Input material:
--- START ---

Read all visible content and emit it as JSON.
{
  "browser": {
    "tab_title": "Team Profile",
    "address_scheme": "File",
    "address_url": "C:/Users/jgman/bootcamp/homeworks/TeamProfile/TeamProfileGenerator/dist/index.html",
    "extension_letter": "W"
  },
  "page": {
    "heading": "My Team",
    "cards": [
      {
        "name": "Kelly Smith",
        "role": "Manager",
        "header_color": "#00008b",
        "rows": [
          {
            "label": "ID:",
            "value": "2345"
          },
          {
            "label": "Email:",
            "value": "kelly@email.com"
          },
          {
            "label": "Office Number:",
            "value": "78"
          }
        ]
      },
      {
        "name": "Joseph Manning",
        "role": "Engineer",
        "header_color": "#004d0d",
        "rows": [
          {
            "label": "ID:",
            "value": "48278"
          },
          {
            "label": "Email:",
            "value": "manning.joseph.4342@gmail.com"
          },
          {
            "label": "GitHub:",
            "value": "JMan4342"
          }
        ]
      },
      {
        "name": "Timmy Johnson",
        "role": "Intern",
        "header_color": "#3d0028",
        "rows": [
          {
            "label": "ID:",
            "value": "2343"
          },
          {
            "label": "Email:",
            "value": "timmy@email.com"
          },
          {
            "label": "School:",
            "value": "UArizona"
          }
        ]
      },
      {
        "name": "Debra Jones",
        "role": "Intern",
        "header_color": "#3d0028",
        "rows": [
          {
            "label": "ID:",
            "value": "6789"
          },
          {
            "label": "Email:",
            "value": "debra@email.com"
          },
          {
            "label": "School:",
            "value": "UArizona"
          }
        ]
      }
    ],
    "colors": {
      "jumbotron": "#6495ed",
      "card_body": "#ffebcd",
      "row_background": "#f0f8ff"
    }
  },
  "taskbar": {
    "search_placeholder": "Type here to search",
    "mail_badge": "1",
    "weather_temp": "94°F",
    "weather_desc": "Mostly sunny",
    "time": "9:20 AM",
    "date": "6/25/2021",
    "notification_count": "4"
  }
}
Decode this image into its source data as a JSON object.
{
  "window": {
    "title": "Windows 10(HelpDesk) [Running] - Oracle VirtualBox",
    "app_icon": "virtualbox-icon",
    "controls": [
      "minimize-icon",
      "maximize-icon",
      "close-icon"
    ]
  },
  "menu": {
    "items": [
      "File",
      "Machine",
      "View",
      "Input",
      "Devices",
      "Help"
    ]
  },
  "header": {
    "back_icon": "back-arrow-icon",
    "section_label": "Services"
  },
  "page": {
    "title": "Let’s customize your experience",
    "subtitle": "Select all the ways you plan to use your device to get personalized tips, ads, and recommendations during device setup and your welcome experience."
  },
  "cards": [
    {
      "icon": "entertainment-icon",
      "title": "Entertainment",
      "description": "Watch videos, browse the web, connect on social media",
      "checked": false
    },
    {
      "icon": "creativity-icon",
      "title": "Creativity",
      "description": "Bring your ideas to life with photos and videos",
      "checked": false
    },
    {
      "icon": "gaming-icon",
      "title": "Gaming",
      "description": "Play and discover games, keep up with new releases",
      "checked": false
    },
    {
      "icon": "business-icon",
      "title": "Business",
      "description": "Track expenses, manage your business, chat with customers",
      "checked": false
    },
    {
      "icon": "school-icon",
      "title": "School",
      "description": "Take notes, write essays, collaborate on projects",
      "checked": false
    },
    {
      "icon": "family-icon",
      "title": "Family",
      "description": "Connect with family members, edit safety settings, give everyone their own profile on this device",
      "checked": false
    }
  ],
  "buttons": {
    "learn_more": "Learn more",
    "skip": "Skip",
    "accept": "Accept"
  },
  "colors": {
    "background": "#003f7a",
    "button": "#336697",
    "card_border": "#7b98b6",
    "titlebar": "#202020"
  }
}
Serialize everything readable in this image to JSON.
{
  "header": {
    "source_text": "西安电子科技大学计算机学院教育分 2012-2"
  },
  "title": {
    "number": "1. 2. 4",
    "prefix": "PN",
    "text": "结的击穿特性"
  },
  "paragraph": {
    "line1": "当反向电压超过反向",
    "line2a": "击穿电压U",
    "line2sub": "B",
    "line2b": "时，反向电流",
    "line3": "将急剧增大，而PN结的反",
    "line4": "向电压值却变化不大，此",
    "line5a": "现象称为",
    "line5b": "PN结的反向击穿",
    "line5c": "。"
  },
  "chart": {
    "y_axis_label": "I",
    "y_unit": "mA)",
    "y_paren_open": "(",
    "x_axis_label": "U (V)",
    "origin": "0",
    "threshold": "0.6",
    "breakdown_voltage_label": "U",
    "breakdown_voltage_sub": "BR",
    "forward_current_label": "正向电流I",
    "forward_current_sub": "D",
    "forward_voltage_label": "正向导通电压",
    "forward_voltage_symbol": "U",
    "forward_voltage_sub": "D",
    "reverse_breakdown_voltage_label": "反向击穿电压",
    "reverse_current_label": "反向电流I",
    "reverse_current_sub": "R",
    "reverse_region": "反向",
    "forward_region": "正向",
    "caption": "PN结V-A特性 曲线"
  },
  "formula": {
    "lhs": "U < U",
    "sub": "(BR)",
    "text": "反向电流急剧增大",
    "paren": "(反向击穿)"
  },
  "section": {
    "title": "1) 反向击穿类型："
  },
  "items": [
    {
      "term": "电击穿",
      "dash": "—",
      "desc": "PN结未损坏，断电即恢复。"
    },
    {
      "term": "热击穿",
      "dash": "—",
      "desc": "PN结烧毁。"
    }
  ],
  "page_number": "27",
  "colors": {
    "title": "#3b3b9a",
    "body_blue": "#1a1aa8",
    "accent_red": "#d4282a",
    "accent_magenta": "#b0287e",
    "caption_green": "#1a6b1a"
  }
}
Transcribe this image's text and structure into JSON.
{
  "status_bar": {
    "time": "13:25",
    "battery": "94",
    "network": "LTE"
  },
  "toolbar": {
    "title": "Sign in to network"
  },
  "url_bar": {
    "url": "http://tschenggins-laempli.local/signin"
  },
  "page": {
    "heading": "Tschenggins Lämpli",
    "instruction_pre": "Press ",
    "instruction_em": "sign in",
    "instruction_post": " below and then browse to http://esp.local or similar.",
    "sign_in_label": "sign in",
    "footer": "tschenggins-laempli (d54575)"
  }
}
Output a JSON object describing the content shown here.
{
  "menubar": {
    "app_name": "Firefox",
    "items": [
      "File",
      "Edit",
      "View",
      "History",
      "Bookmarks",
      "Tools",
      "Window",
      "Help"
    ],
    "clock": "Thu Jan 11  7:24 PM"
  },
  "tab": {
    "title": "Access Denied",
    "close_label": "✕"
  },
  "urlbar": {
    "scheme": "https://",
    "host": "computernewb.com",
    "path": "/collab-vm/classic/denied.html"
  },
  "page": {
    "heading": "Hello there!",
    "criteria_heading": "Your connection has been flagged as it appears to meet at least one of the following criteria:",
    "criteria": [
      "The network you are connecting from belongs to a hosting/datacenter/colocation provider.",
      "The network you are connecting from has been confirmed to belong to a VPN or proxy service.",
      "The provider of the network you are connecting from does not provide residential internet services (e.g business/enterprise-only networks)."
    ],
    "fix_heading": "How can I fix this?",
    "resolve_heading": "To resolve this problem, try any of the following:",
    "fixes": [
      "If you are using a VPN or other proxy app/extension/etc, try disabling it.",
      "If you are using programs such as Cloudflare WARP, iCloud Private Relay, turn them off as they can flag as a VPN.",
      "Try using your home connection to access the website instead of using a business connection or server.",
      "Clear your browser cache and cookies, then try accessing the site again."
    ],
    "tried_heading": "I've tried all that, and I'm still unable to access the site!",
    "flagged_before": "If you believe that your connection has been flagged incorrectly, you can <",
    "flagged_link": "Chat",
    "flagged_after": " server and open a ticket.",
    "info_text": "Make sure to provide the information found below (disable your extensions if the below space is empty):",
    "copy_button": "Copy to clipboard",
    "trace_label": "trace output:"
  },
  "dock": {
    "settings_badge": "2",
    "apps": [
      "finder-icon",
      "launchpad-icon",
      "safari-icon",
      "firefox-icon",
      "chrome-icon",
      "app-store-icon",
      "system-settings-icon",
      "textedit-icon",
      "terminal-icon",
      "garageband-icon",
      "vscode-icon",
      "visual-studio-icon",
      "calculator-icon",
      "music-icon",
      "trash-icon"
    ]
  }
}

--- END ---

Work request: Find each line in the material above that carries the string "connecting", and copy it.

Reply to the task:
      "The network you are connecting from belongs to a hosting/datacenter/colocation provider.",
      "The network you are connecting from has been confirmed to belong to a VPN or proxy service.",
      "The provider of the network you are connecting from does not provide residential internet services (e.g business/enterprise-only networks)."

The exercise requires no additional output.